■ **Information shown**:
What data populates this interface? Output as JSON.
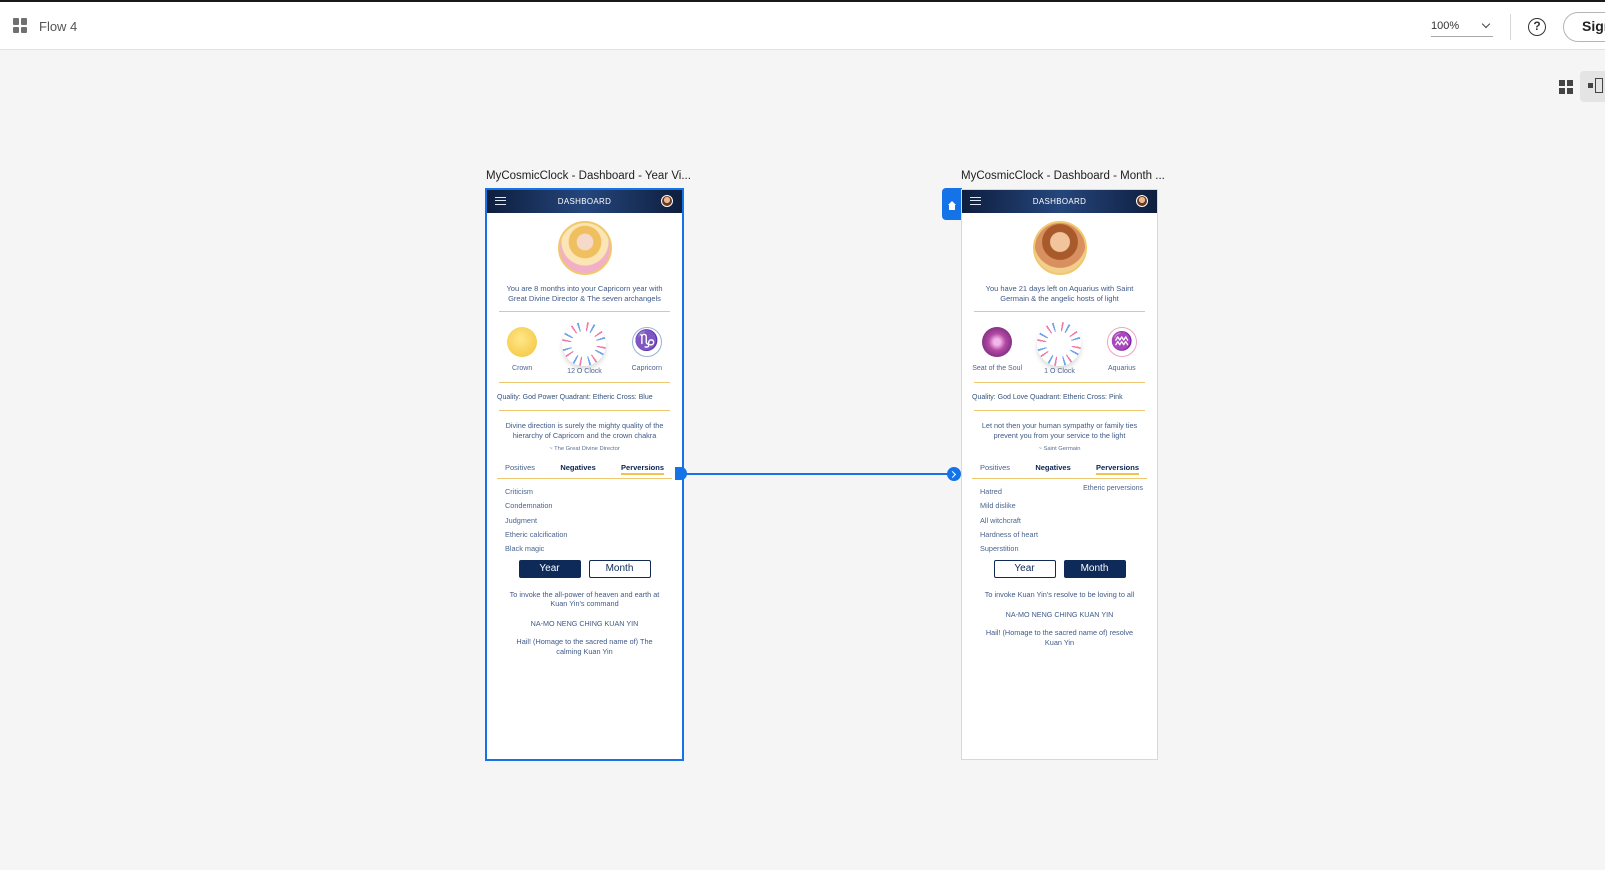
{
  "header": {
    "doc_title": "Flow 4",
    "zoom": "100%",
    "sign_label": "Sign"
  },
  "artboards": [
    {
      "title": "MyCosmicClock - Dashboard - Year Vi...",
      "header_title": "DASHBOARD",
      "intro": "You are 8 months into your Capricorn year with Great Divine Director & The seven archangels",
      "icons": [
        {
          "label": "Crown",
          "icon": "crown-chakra-icon"
        },
        {
          "label": "12 O Clock",
          "icon": "cosmic-clock-icon"
        },
        {
          "label": "Capricorn",
          "icon": "capricorn-icon",
          "glyph": "♑"
        }
      ],
      "quality": "Quality: God Power  Quadrant: Etheric  Cross: Blue",
      "quote": "Divine direction is surely the mighty quality of the hierarchy of Capricorn and the crown chakra",
      "attribution": "~ The Great Divine Director",
      "tabs": [
        "Positives",
        "Negatives",
        "Perversions"
      ],
      "list": [
        "Criticism",
        "Condemnation",
        "Judgment",
        "Etheric calcification",
        "Black magic"
      ],
      "list_note": "",
      "buttons": [
        "Year",
        "Month"
      ],
      "invocation": "To invoke the all-power of heaven and earth at Kuan Yin's command",
      "mantra": "NA-MO NENG CHING KUAN YIN",
      "hail": "Hail! (Homage to the sacred name of) The calming Kuan Yin"
    },
    {
      "title": "MyCosmicClock - Dashboard - Month ...",
      "header_title": "DASHBOARD",
      "intro": "You have 21 days left on Aquarius with Saint Germain & the angelic hosts of light",
      "icons": [
        {
          "label": "Seat of the Soul",
          "icon": "soul-chakra-icon"
        },
        {
          "label": "1 O Clock",
          "icon": "cosmic-clock-icon"
        },
        {
          "label": "Aquarius",
          "icon": "aquarius-icon",
          "glyph": "♒"
        }
      ],
      "quality": "Quality: God Love   Quadrant: Etheric  Cross: Pink",
      "quote": "Let not then your human sympathy or family ties prevent you from your service to the light",
      "attribution": "~ Saint Germain",
      "tabs": [
        "Positives",
        "Negatives",
        "Perversions"
      ],
      "list": [
        "Hatred",
        "Mild dislike",
        "All witchcraft",
        "Hardness of heart",
        "Superstition"
      ],
      "list_note": "Etheric perversions",
      "buttons": [
        "Year",
        "Month"
      ],
      "invocation": "To invoke Kuan Yin's resolve to be loving to all",
      "mantra": "NA-MO NENG CHING KUAN YIN",
      "hail": "Hail! (Homage to the sacred name of) resolve Kuan Yin"
    }
  ],
  "colors": {
    "accent": "#1473e6",
    "header_navy": "#0e2a59",
    "gold": "#ecc76f",
    "text_blue": "#3f5a88"
  }
}
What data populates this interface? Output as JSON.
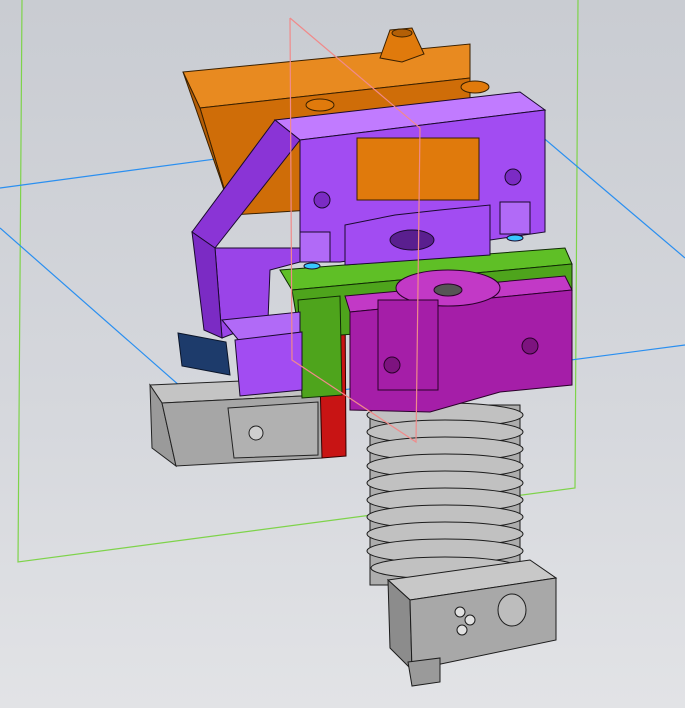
{
  "viewport": {
    "name": "cad-3d-viewport",
    "background": "#d3d6db",
    "colors": {
      "purple_body": "#a24cf2",
      "orange_carriage": "#e07a0c",
      "magenta_clamp": "#a51ea8",
      "green_plate": "#4ea41c",
      "red_plate": "#c81414",
      "gray_part": "#a8a8a8",
      "heatsink": "#b5b5b5",
      "navy_tab": "#1d3b6b",
      "blue_plane": "#2a8ff0",
      "green_plane": "#7ed34a",
      "red_plane": "#f08a8a"
    },
    "icons": [
      "origin-plane-xy",
      "origin-plane-yz",
      "origin-plane-xz"
    ]
  }
}
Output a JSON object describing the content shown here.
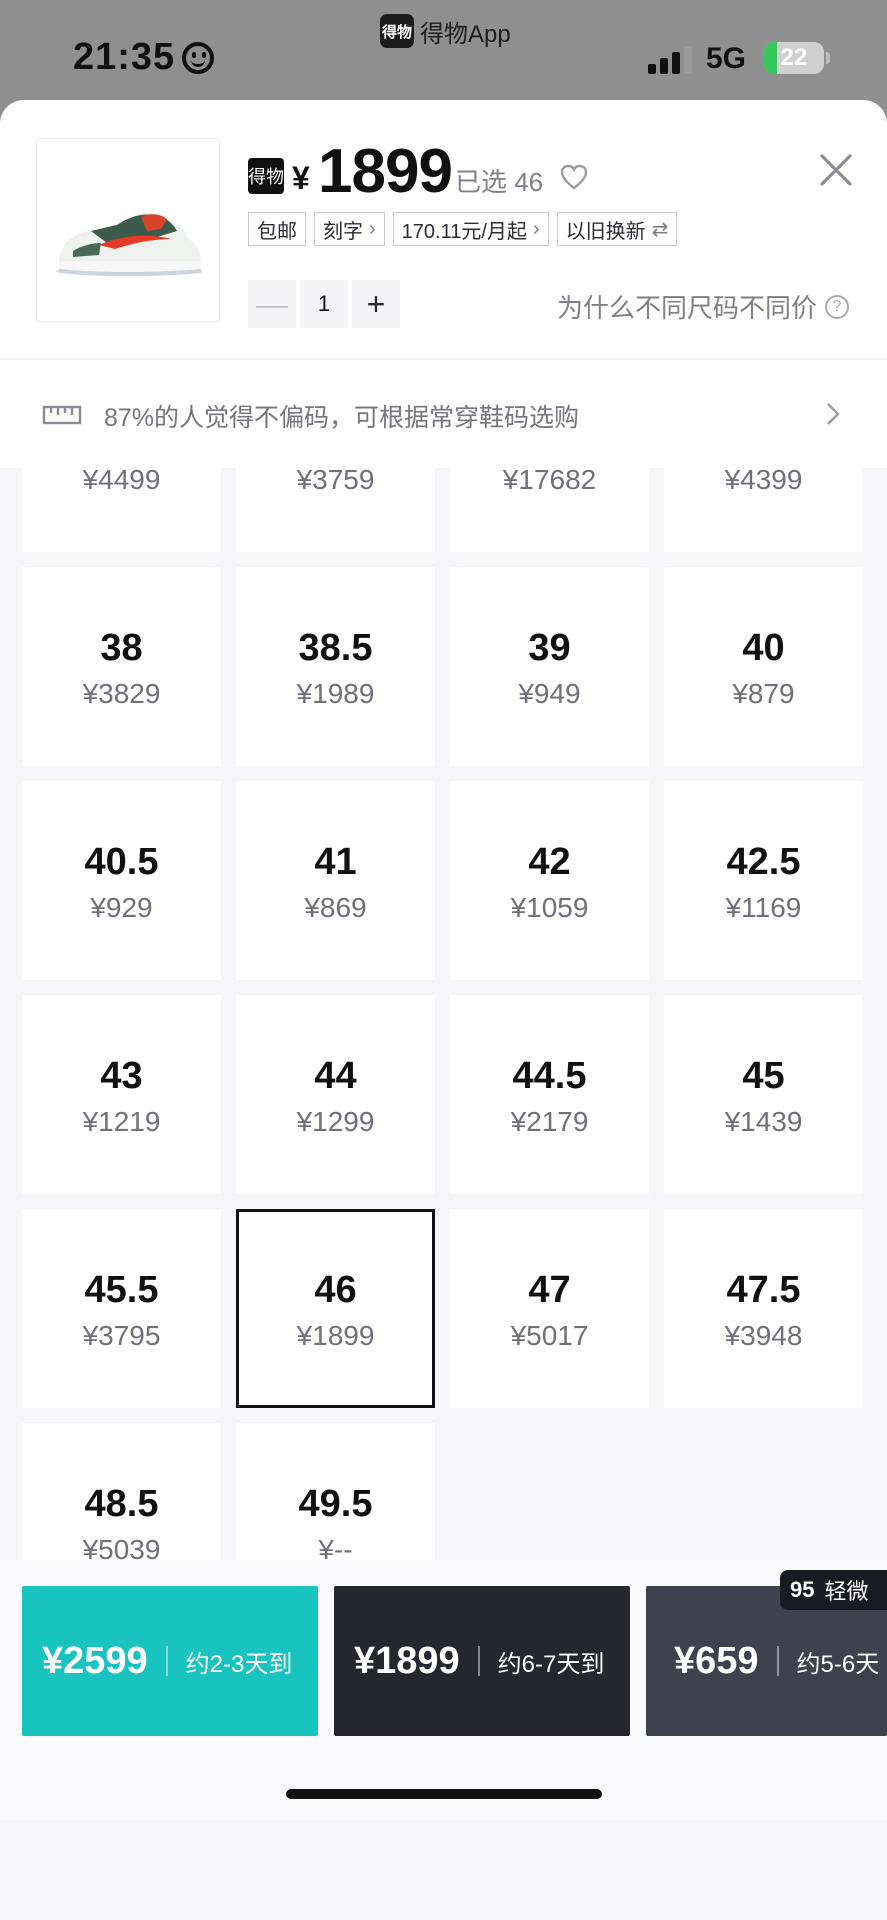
{
  "status_bar": {
    "time": "21:35",
    "app_name": "得物App",
    "app_logo_text": "得物",
    "network": "5G",
    "battery": "22",
    "battery_level": 0.22
  },
  "product": {
    "brand_badge": "得物",
    "currency": "¥",
    "price": "1899",
    "selected": "已选 46",
    "tags": [
      "包邮",
      "刻字",
      "170.11元/月起",
      "以旧换新"
    ],
    "quantity": "1",
    "why_price": "为什么不同尺码不同价"
  },
  "size_tip": "87%的人觉得不偏码，可根据常穿鞋码选购",
  "sizes": [
    {
      "size": "",
      "price": "¥4499"
    },
    {
      "size": "",
      "price": "¥3759"
    },
    {
      "size": "",
      "price": "¥17682"
    },
    {
      "size": "",
      "price": "¥4399"
    },
    {
      "size": "38",
      "price": "¥3829"
    },
    {
      "size": "38.5",
      "price": "¥1989"
    },
    {
      "size": "39",
      "price": "¥949"
    },
    {
      "size": "40",
      "price": "¥879"
    },
    {
      "size": "40.5",
      "price": "¥929"
    },
    {
      "size": "41",
      "price": "¥869"
    },
    {
      "size": "42",
      "price": "¥1059"
    },
    {
      "size": "42.5",
      "price": "¥1169"
    },
    {
      "size": "43",
      "price": "¥1219"
    },
    {
      "size": "44",
      "price": "¥1299"
    },
    {
      "size": "44.5",
      "price": "¥2179"
    },
    {
      "size": "45",
      "price": "¥1439"
    },
    {
      "size": "45.5",
      "price": "¥3795"
    },
    {
      "size": "46",
      "price": "¥1899",
      "selected": true
    },
    {
      "size": "47",
      "price": "¥5017"
    },
    {
      "size": "47.5",
      "price": "¥3948"
    },
    {
      "size": "48.5",
      "price": "¥5039"
    },
    {
      "size": "49.5",
      "price": "¥--"
    }
  ],
  "purchase_options": [
    {
      "price": "¥2599",
      "eta": "约2-3天到",
      "color": "#18c3c0"
    },
    {
      "price": "¥1899",
      "eta": "约6-7天到",
      "color": "#26262e"
    },
    {
      "price": "¥659",
      "eta": "约5-6天",
      "color": "#3f414e",
      "badge_num": "95",
      "badge_text": "轻微"
    }
  ]
}
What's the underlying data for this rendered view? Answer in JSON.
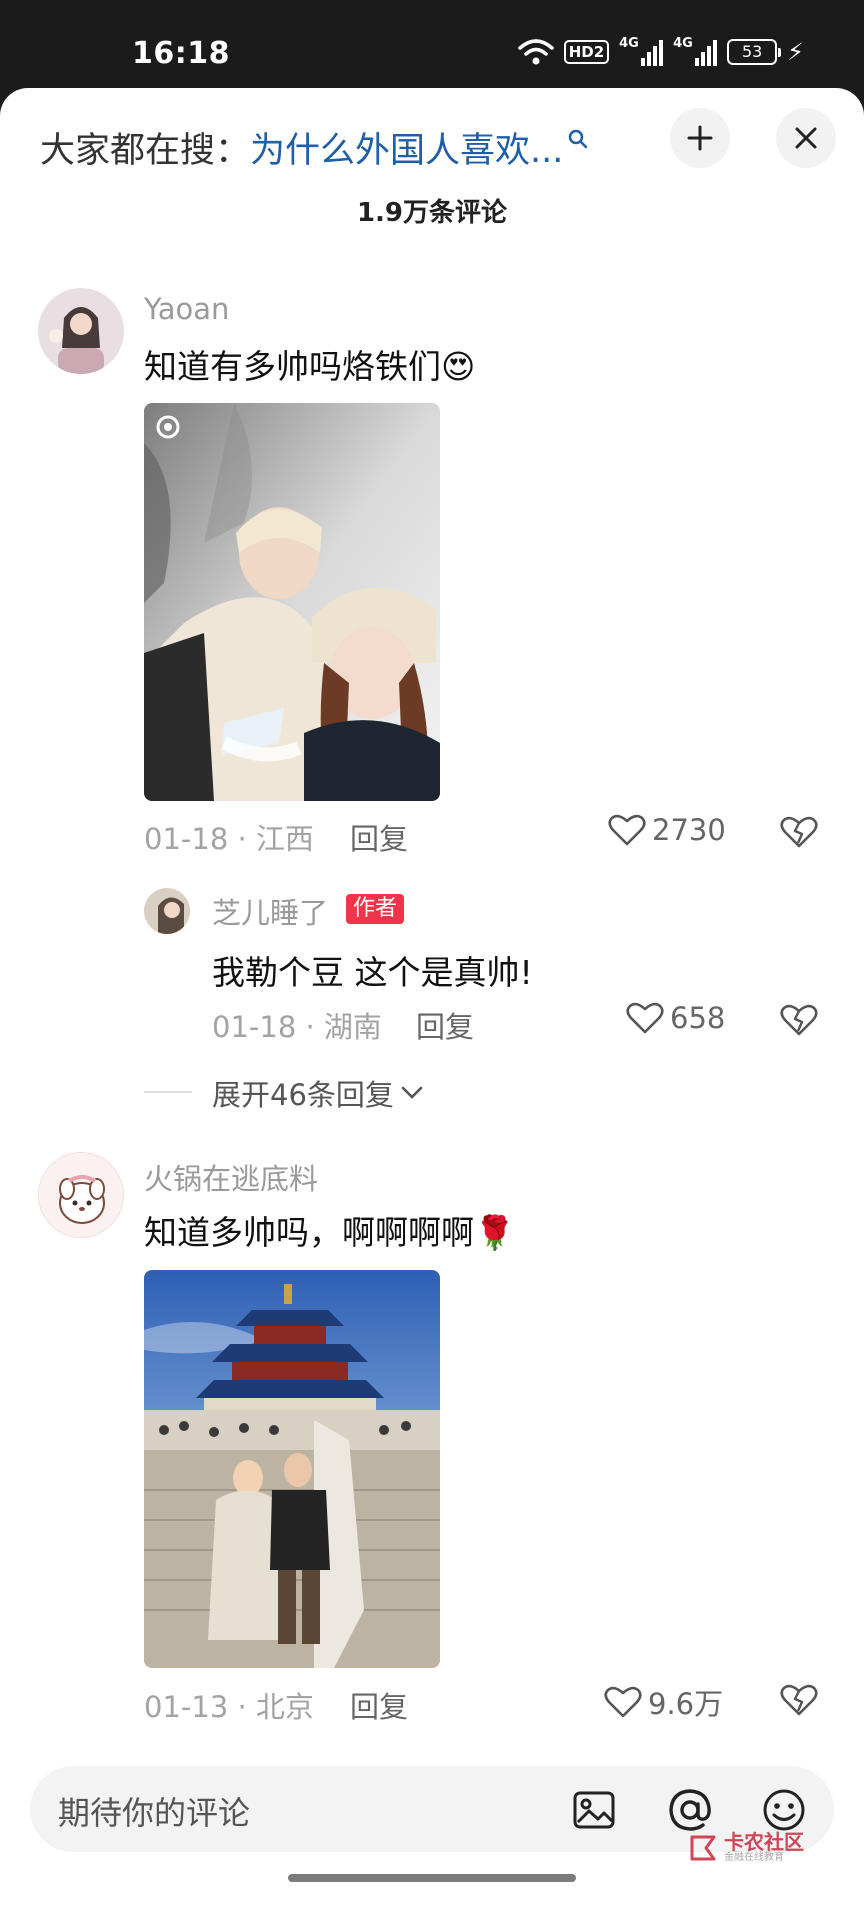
{
  "status_bar": {
    "time": "16:18",
    "hd_label": "HD2",
    "signal_1": "4G",
    "signal_2": "4G",
    "battery": "53"
  },
  "header": {
    "search_prefix": "大家都在搜：",
    "search_query": "为什么外国人喜欢...",
    "comment_count": "1.9万条评论"
  },
  "comments": [
    {
      "username": "Yaoan",
      "text": "知道有多帅吗烙铁们",
      "emoji": "😍",
      "date_location": "01-18 · 江西",
      "reply_label": "回复",
      "likes": "2730",
      "replies": [
        {
          "username": "芝儿睡了",
          "badge": "作者",
          "text": "我勒个豆 这个是真帅!",
          "date_location": "01-18 · 湖南",
          "reply_label": "回复",
          "likes": "658"
        }
      ],
      "expand_label": "展开46条回复"
    },
    {
      "username": "火锅在逃底料",
      "text": "知道多帅吗，啊啊啊啊",
      "emoji": "🌹",
      "date_location": "01-13 · 北京",
      "reply_label": "回复",
      "likes": "9.6万"
    }
  ],
  "input_bar": {
    "placeholder": "期待你的评论"
  },
  "watermark": {
    "main": "卡农社区",
    "sub": "金融在线教育"
  },
  "colors": {
    "link_blue": "#1f5ea8",
    "author_badge": "#f0344a",
    "meta_gray": "#a3a3a3"
  }
}
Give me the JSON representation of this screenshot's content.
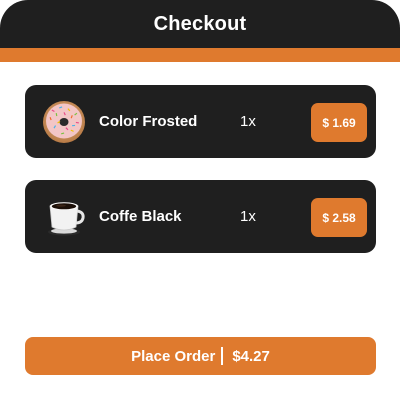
{
  "header": {
    "title": "Checkout"
  },
  "items": [
    {
      "name": "Color Frosted",
      "quantity": "1x",
      "price": "$ 1.69",
      "icon": "donut-icon"
    },
    {
      "name": "Coffe Black",
      "quantity": "1x",
      "price": "$ 2.58",
      "icon": "coffee-cup-icon"
    }
  ],
  "footer": {
    "place_order_label": "Place Order",
    "total": "$4.27"
  },
  "colors": {
    "accent": "#df7a2e",
    "dark": "#1f1f1f",
    "text": "#ffffff"
  }
}
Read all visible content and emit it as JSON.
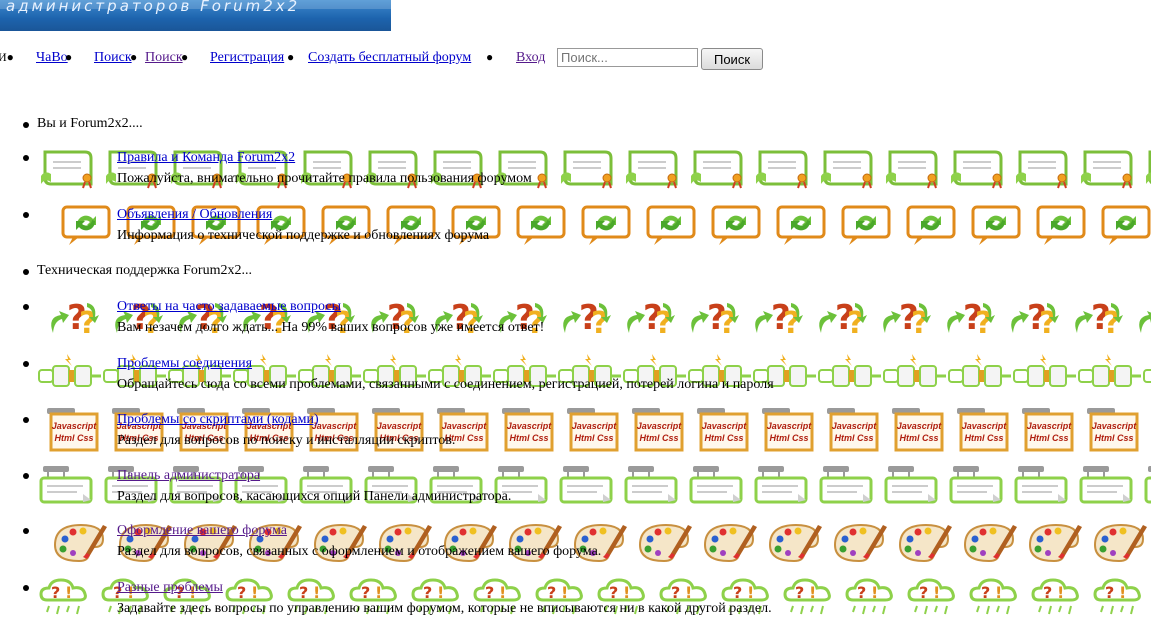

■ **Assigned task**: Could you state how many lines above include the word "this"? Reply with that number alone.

■ **Exercise output**: 4